We all know a healthy diet and drinking plenty of water is good for us but can sometimes be hard to do, however during pregnancy the extra strain on our bodies makes it even more important.
Growing a human is a complex thing and it’s incredible to think our bodies are capable of doing this without any thought from us.
One thing we do need to do to help our bodies is top up our vitamins through both supplements and eating the right food. Folic Acid Topping up our folic acid is crucial during pregnancy as our bodies use it to develop our baby’s nervous system and neural tube during early pregnancy.
The NHS recommend taking a supplement of 400 micrograms even before you conceive, but don’t worry mum if you haven’t yet started, just make sure you start now.
It is also recommended that you up your leafy green intake as they naturally contain folate (the natural form of folic acid), so dust off that juicer and get creative or add some spinach to soups or stews just before you finish cooking.
You can also find cereals and fat spreads have added folic acid so opt for these as well as taking a supplement – it all helps!

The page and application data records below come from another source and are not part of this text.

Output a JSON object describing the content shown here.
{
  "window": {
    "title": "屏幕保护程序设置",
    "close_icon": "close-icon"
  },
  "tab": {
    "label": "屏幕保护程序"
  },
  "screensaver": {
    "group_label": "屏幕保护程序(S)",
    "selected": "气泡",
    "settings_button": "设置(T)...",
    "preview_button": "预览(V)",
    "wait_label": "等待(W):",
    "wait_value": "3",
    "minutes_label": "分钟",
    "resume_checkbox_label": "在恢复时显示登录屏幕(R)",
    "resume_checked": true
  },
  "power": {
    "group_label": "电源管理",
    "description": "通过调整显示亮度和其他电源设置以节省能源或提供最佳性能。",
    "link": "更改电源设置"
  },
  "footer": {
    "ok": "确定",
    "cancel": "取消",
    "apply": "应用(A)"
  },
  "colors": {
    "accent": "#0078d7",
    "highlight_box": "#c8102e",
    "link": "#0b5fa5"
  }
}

Vitamin D As we are not blessed with year-round sunshine here in the UK, we can often suffer from Vitamin D deficiency, particularly in the winter months.
Now I would love to be telling you all to jump on a plane and head for warmer climes – wouldn’t that be amazing if that came free as part of the NHS!!! sorry, I digress.
So unfortunately for us we have to take Vitamin D in tablet form rather than absorb it from the sun.
It is recommended that you take 10 micrograms between September and March, if you have darker skin, you cover up outside or spend most of your time indoors then it may be best to take a supplement all year round.
Vitamin D regulates the amount of calcium and phosphate in the body which is needed to keep teeth, bones and muscle healthy. You can also increase your Vitamin D intake through food like oily fish, eggs and red meat but it is unlikely you will get enough from these foods alone and do make sure you cook them correctly (take a look at food to avoid while pregnant). Other vitamins and minerals to consider Making slight changes to your diet during pregnancy can help increase the vitamins your body needs to have a healthy pregnancy.
As we may know, one of the early pregnancy symptoms is tiredness as our body is busy making our beautiful baby, but it can also be a sign we are not getting enough iron. Try introducing more lean meat, of course tasty green leafy vegetables, nuts and dried fruit to see if this helps with your energy levels.
Your iron levels will be checked when you have your routine blood tests at your booking in appointment and again at 28 and 34 weeks. Vitamin C is also important as it protects our cells and keeps them healthy, so dose up on the following to ensure you are getting enough in your diet: oranges and orange juice red and orange peppers strawberries blackcurrants broccoli brussels sprouts potatoes Calcium is also important as it helps our baby grow strong teeth and bones, top up on the following to keep your levels up: dairy more green leafy veg like rocket, watercress and curly kale tofu milk alternatives with added calcium bread or food made with fortified flour fish where you eat the bones, so sardines or pilchards Vegetarian / vegan / restricted diets If you are vegetarian and eat a balanced and varied diet then you should be eating enough vitamins and minerals for your baby, however you may find it more difficult to get enough iron and vitamin B12, if you have any concerns then do speak to your midwife. If you are vegan or have restricted diet like gluten free, then it would be worth having a chat with your midwife or doctor as they may recommend some additional supplements. Pregnancy specific vitamins / supplements You can buy specific supplements / vitamins for when you are trying to conceive, pregnant or breastfeeding which contain a variety of vitamins and minerals which are likely to include the recommended folic acid and Vitamin D as well as others.
Only use one as you don’t want to be taking too many vitamins, unless prescribed and it is also worth checking they don’t contain vitamin A as this isn’t recommended when pregnant. Healthy Start Scheme You may be eligible for free vitamins as well as vouchers for milk, fruit and vegetables through the Healthy Start Scheme – to see if you qualify click here. This list may seem extensive but as long as you eat a rainbow of fruit and veg, take folic acid and Vitamin D during colder months and eat plenty of green veg then you will be giving your baby a great start in life, you’ve got this mum.